Note from 2021: The storyline of Uldren/Crow has brought home this point even harder. Uldren was the prince of the Awoken (think space elves), and he was a pretty miserable, increasingly depressed guy with mommy issues. When the queen died, he went off the deep end and started murdering his own people and doing a lot of other bad stuff. Eventually, he killed a main character, and our player character hunted him down and executed him. He doesn’t even put up a fight, and it’s very unsatisfying.
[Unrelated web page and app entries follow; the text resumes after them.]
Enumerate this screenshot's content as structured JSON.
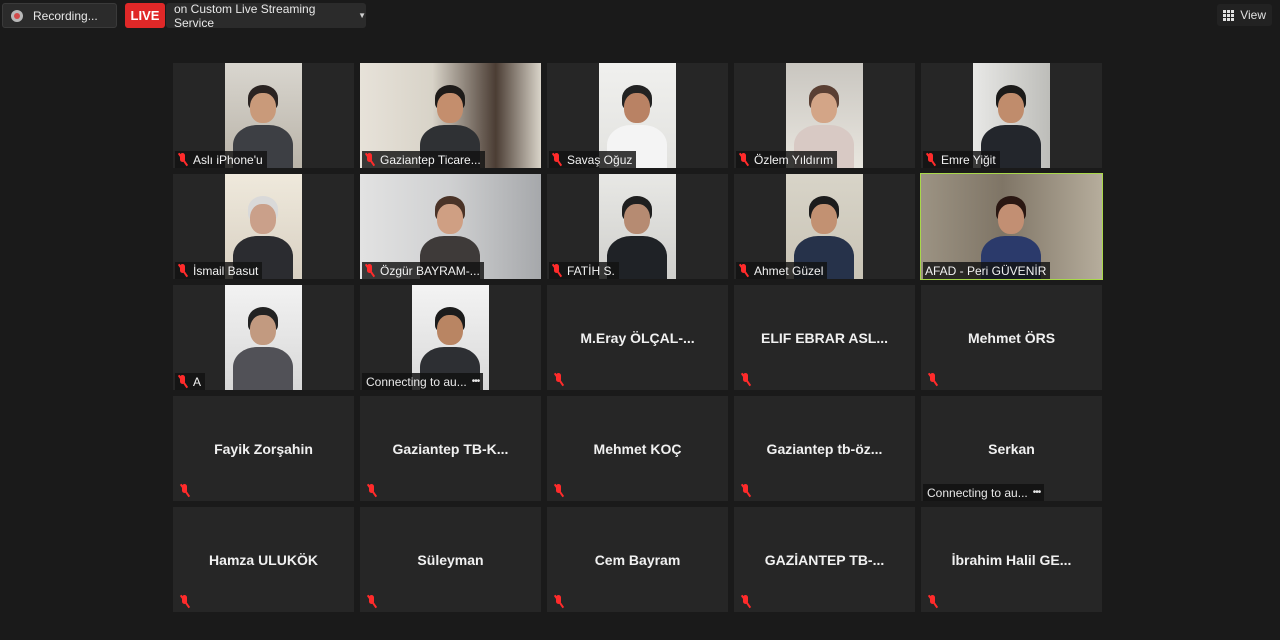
{
  "toolbar": {
    "recording_label": "Recording...",
    "live_label": "LIVE",
    "stream_label": "on Custom Live Streaming Service",
    "view_label": "View"
  },
  "participants": [
    {
      "name": "Aslı iPhone'u",
      "video": true,
      "muted": true
    },
    {
      "name": "Gaziantep Ticare...",
      "video": true,
      "muted": true
    },
    {
      "name": "Savaş Oğuz",
      "video": true,
      "muted": true
    },
    {
      "name": "Özlem Yıldırım",
      "video": true,
      "muted": true
    },
    {
      "name": "Emre Yiğit",
      "video": true,
      "muted": true
    },
    {
      "name": "İsmail Basut",
      "video": true,
      "muted": true
    },
    {
      "name": "Özgür BAYRAM-...",
      "video": true,
      "muted": true
    },
    {
      "name": "FATİH S.",
      "video": true,
      "muted": true
    },
    {
      "name": "Ahmet Güzel",
      "video": true,
      "muted": true
    },
    {
      "name": "AFAD - Peri GÜVENİR",
      "video": true,
      "muted": false,
      "active": true
    },
    {
      "name": "A",
      "video": true,
      "muted": true
    },
    {
      "name": "",
      "video": true,
      "muted": false,
      "status": "Connecting to au..."
    },
    {
      "name": "M.Eray  ÖLÇAL-...",
      "video": false,
      "muted": true
    },
    {
      "name": "ELIF EBRAR ASL...",
      "video": false,
      "muted": true
    },
    {
      "name": "Mehmet ÖRS",
      "video": false,
      "muted": true
    },
    {
      "name": "Fayik Zorşahin",
      "video": false,
      "muted": true
    },
    {
      "name": "Gaziantep  TB-K...",
      "video": false,
      "muted": true
    },
    {
      "name": "Mehmet KOÇ",
      "video": false,
      "muted": true
    },
    {
      "name": "Gaziantep  tb-öz...",
      "video": false,
      "muted": true
    },
    {
      "name": "Serkan",
      "video": false,
      "muted": false,
      "status": "Connecting to au..."
    },
    {
      "name": "Hamza ULUKÖK",
      "video": false,
      "muted": true
    },
    {
      "name": "Süleyman",
      "video": false,
      "muted": true
    },
    {
      "name": "Cem Bayram",
      "video": false,
      "muted": true
    },
    {
      "name": "GAZİANTEP TB-...",
      "video": false,
      "muted": true
    },
    {
      "name": "İbrahim  Halil  GE...",
      "video": false,
      "muted": true
    }
  ],
  "colors": {
    "live": "#e02828",
    "active_speaker_border": "#a9d84a",
    "muted_icon": "#ff2b2b",
    "tile_background": "#262626"
  }
}
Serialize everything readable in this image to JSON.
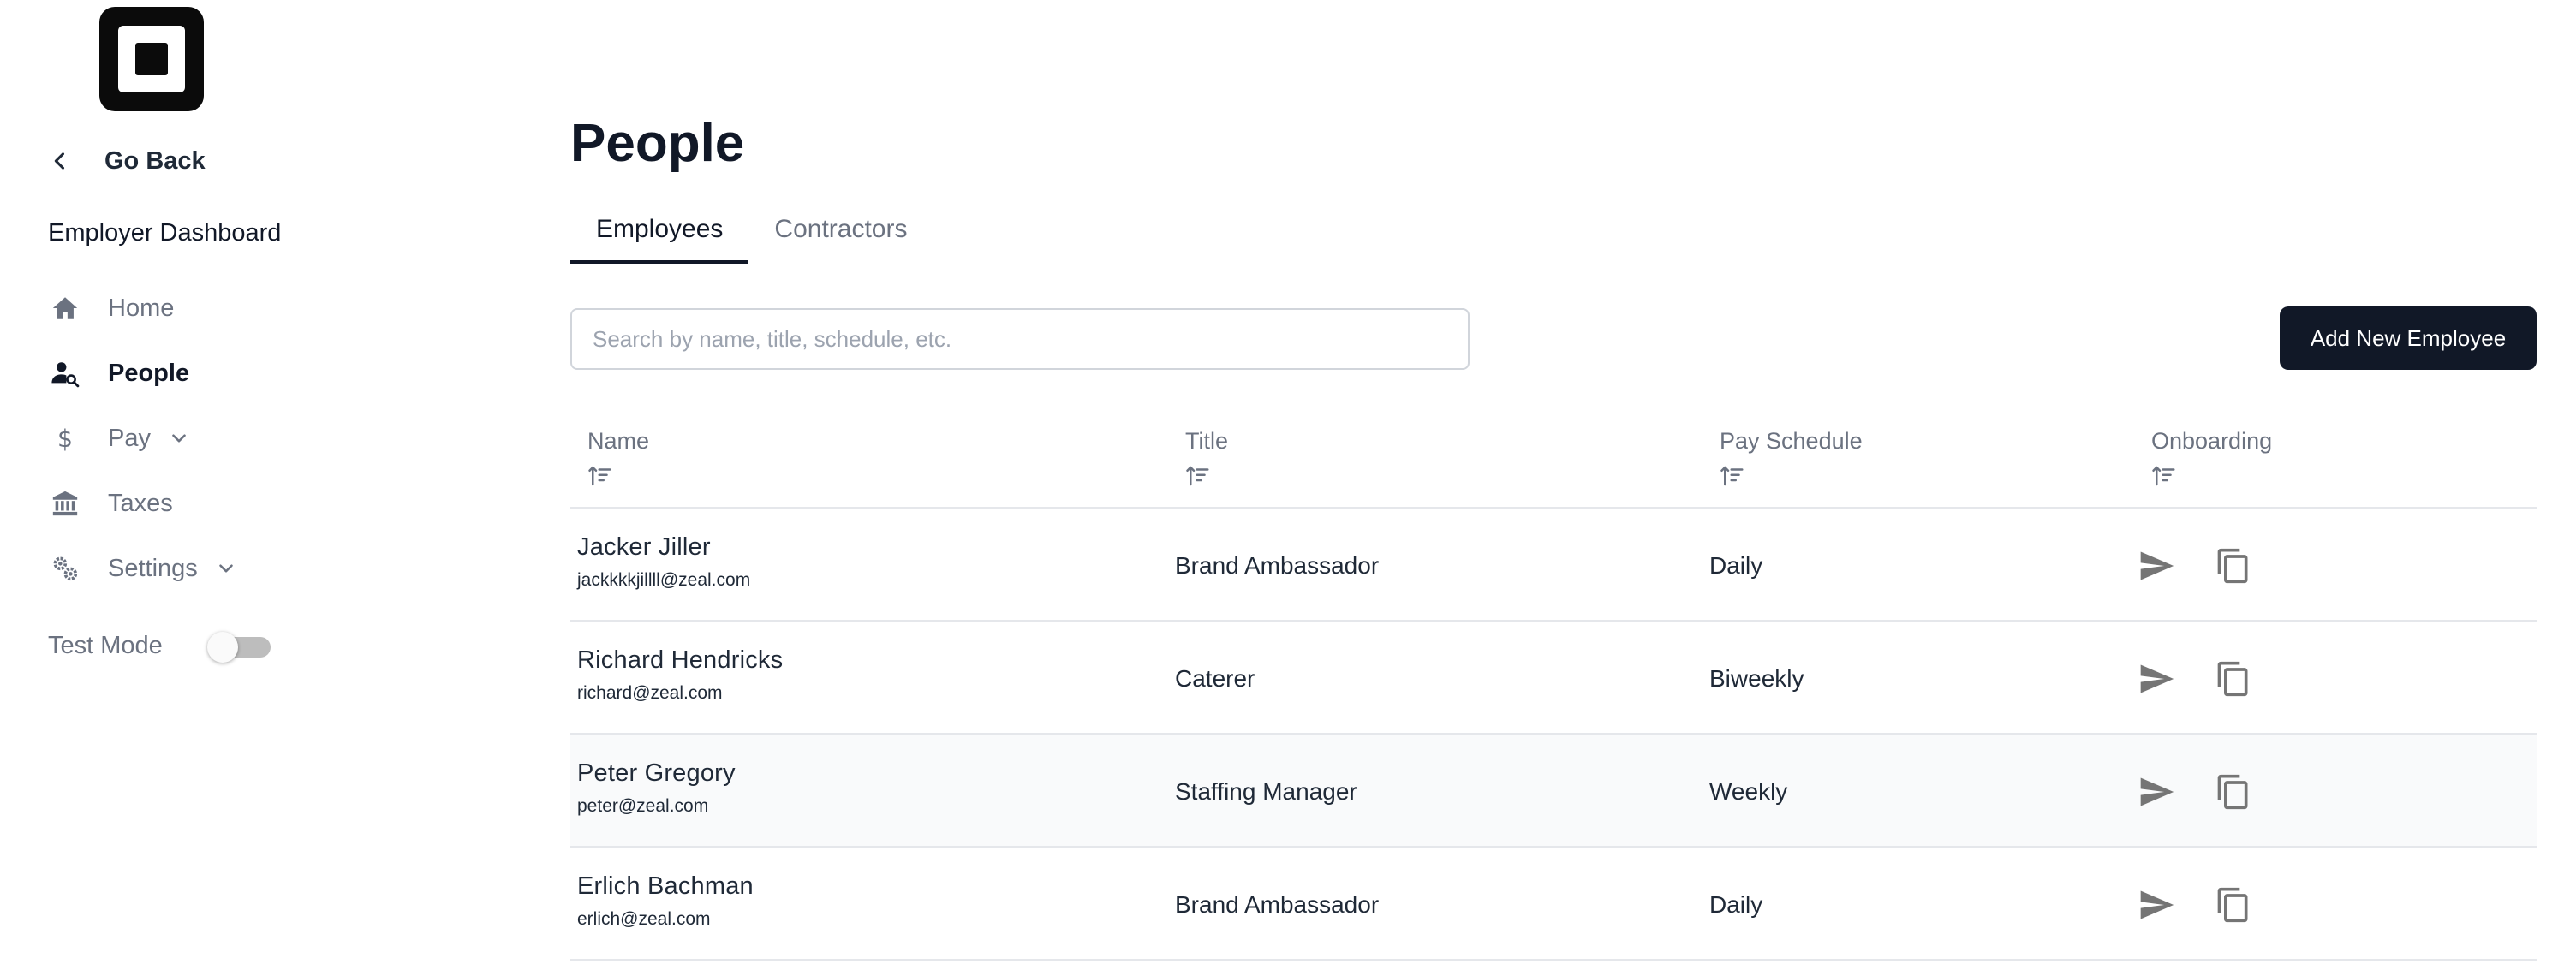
{
  "sidebar": {
    "go_back": "Go Back",
    "section_title": "Employer Dashboard",
    "items": [
      {
        "label": "Home",
        "icon": "home-icon"
      },
      {
        "label": "People",
        "icon": "people-search-icon"
      },
      {
        "label": "Pay",
        "icon": "dollar-icon"
      },
      {
        "label": "Taxes",
        "icon": "bank-icon"
      },
      {
        "label": "Settings",
        "icon": "gears-icon"
      }
    ],
    "active_item": "People",
    "test_mode_label": "Test Mode",
    "test_mode_on": false
  },
  "main": {
    "title": "People",
    "tabs": [
      {
        "label": "Employees",
        "active": true
      },
      {
        "label": "Contractors",
        "active": false
      }
    ],
    "search_placeholder": "Search by name, title, schedule, etc.",
    "search_value": "",
    "add_button": "Add New Employee"
  },
  "table": {
    "columns": [
      "Name",
      "Title",
      "Pay Schedule",
      "Onboarding"
    ],
    "rows": [
      {
        "name": "Jacker Jiller",
        "email": "jackkkkjillll@zeal.com",
        "title": "Brand Ambassador",
        "schedule": "Daily"
      },
      {
        "name": "Richard Hendricks",
        "email": "richard@zeal.com",
        "title": "Caterer",
        "schedule": "Biweekly"
      },
      {
        "name": "Peter Gregory",
        "email": "peter@zeal.com",
        "title": "Staffing Manager",
        "schedule": "Weekly"
      },
      {
        "name": "Erlich Bachman",
        "email": "erlich@zeal.com",
        "title": "Brand Ambassador",
        "schedule": "Daily"
      }
    ]
  },
  "colors": {
    "primary": "#111827",
    "muted_text": "#6b7280",
    "icon_gray": "#6b7280",
    "border": "#e5e7eb",
    "row_highlight": "#f9fafb"
  }
}
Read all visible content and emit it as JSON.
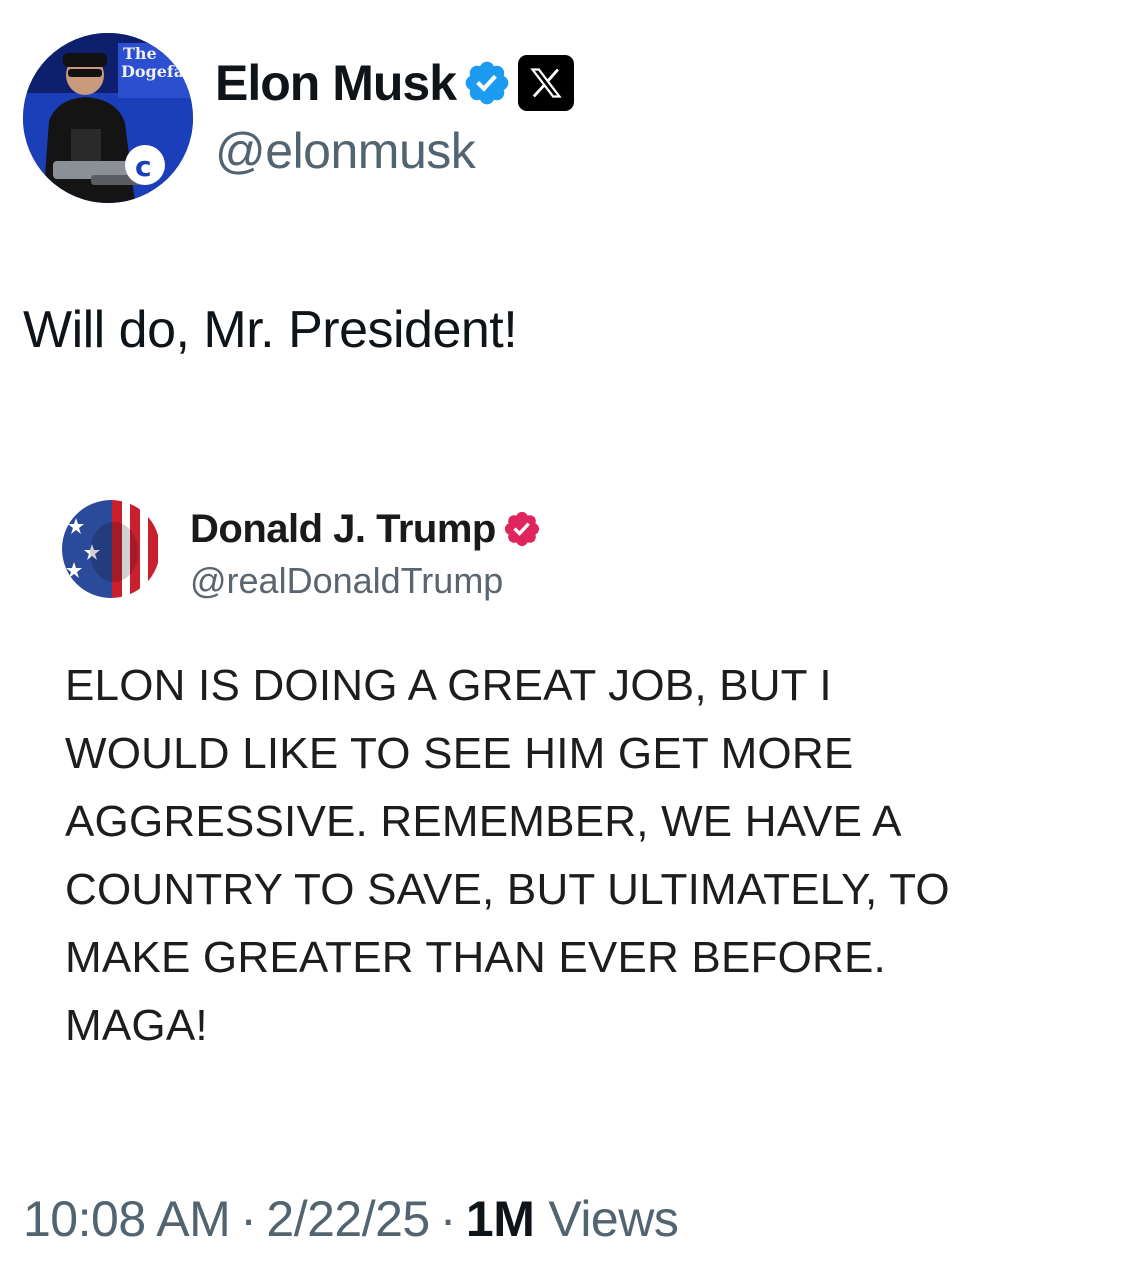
{
  "author": {
    "name": "Elon Musk",
    "handle": "@elonmusk",
    "avatar_text": "The Dogefa",
    "verified_color": "#1d9bf0"
  },
  "tweet": {
    "text": "Will do, Mr. President!"
  },
  "quoted_post": {
    "name": "Donald J. Trump",
    "handle": "@realDonaldTrump",
    "verified_color": "#e0245e",
    "lines": [
      "ELON IS DOING A GREAT JOB, BUT I",
      "WOULD LIKE TO SEE HIM GET MORE",
      "AGGRESSIVE. REMEMBER, WE HAVE A",
      "COUNTRY TO SAVE, BUT ULTIMATELY, TO",
      "MAKE GREATER THAN EVER BEFORE.",
      "MAGA!"
    ]
  },
  "meta": {
    "time": "10:08 AM",
    "separator": "·",
    "date": "2/22/25",
    "views_count": "1M",
    "views_label": "Views"
  },
  "icons": {
    "platform": "x-logo-icon",
    "verified": "verified-badge-icon"
  }
}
Well, later on in the game, a Ghost finds Uldren’s corpse and resurrects him. He takes the name Crow, and has no memory of his past. He winds up being extremely kind and merciful to the alien races, particularly the Fallen, who once had the Traveler’s blessing. He has this wonderful redemption arc that has been as satisfying as his death was unsatisfying.

Top: Crow is offered friendship. Bottom: Uldren shoots Cayde-6
Top: Crow being offered friendship by the hero leader. Bottom: Uldren executing the best friend of the hero leader.

Maybe that’s one reason the story is intentionally left vague, scattered throughout the game in hints and tidbits. Breadcrumbs for those to see who can. I’m continually shocked at the Christian terminology these lore gamers use to describe these concepts.

I think it’s a good lesson for us Christian writers. Tell a good story and don’t be afraid to pull in delicious metaphor about the struggle between good and evil. It rings true for everyone.

Bungie Destiny 2 concept art: landscape under storm clouds with Shard of the Traveler
Destiny 2 concept art: shard of the Traveler

Have you noticed any other religious points I ought to touch on? I know I’d like to dig into the Hive, evil aliens who take Gnosticism to its logical conclusion. There’s also the story of Thorn and the Last Word, which is a parable about moral relativism vs. moral absolutes. This game is packed with brain candy.